Raised Catholic in Venezuela, the jewelry designer “ended up marrying a Jewish man with African-American kids,” she says of Edgar Bronfman Jr., former chairman and CEO of Warner Music Group, now a private equity investor, with whom she has four children. “Between my heritage and my family life, I couldn’t have gotten more diverse.”

Her jewelry design venture began five years ago when Bronfman inherited an antique pendant brooch, charms and gems, and decided to give them a more modern feel by making them into a necklace. Later, the necklace evolved to feature clasps so that parts could be detached and worn separately as smaller necklaces or bracelets. The success of those early pieces motivated Bronfman to seek out more charms in antique shows and vintage stores, to create luxuriously totemic earrings, bracelets and rings, and eventually to expand her work space over to a studio near her Upper East Side apartment.

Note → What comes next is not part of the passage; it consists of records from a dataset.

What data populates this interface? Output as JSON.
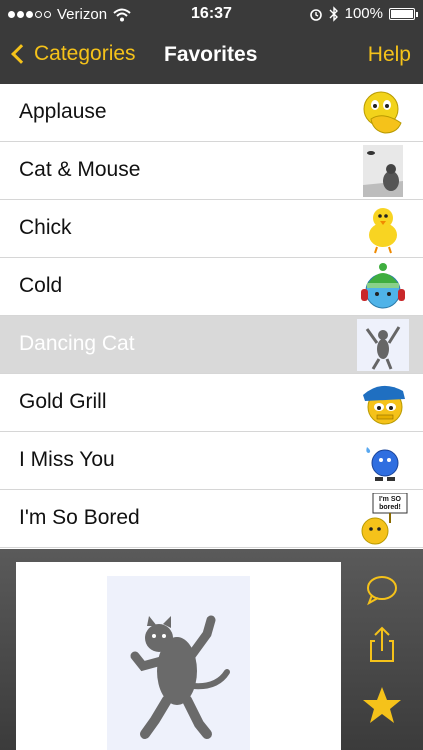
{
  "status": {
    "carrier": "Verizon",
    "time": "16:37",
    "battery": "100%",
    "signal_bars_filled": 3,
    "signal_bars_total": 5
  },
  "nav": {
    "back_label": "Categories",
    "title": "Favorites",
    "help_label": "Help"
  },
  "list": {
    "items": [
      {
        "label": "Applause",
        "icon": "applause-emoticon-icon"
      },
      {
        "label": "Cat & Mouse",
        "icon": "cat-mouse-photo-icon"
      },
      {
        "label": "Chick",
        "icon": "chick-icon"
      },
      {
        "label": "Cold",
        "icon": "cold-emoticon-icon"
      },
      {
        "label": "Dancing Cat",
        "icon": "dancing-cat-icon",
        "selected": true
      },
      {
        "label": "Gold Grill",
        "icon": "gold-grill-emoticon-icon"
      },
      {
        "label": "I Miss You",
        "icon": "crying-emoticon-icon"
      },
      {
        "label": "I'm So Bored",
        "icon": "bored-sign-emoticon-icon",
        "sign_text": "I'm SO bored!"
      }
    ]
  },
  "preview": {
    "icon": "dancing-cat-preview-icon"
  },
  "actions": [
    {
      "name": "comment-button",
      "icon": "speech-bubble-icon"
    },
    {
      "name": "share-button",
      "icon": "share-icon"
    },
    {
      "name": "favorite-button",
      "icon": "star-icon"
    }
  ],
  "colors": {
    "accent": "#f5c21a",
    "bar": "#3a3a3a",
    "selected_row": "#d9d9d9"
  }
}
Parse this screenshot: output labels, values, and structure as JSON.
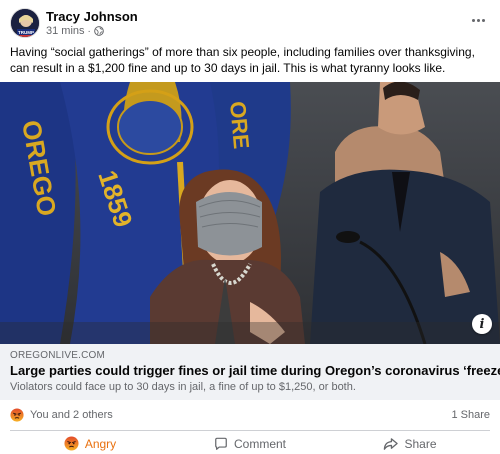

Of course Bronfman, a MoMA and Guggenheim board member, integrates her love of modern art into her designs. “Constant visual feeding for me is everything,” she says. Her favorites include works by Kandinsky, Cartier-Bresson, Frankenthaler and Dalí.

A dedicated photographer, Bronfman’s recent trek to Antarctica with a group led by National Geographic has given her new artistic inspiration: “It is so breathtaking there, so majestic,” she says. “It’s very regal, and also extremely challenging. What can come out of that?Maybe a ring with an amazing rock of the purest blue. Being there, you just cut away from everything and get into the mood of perfect nature.”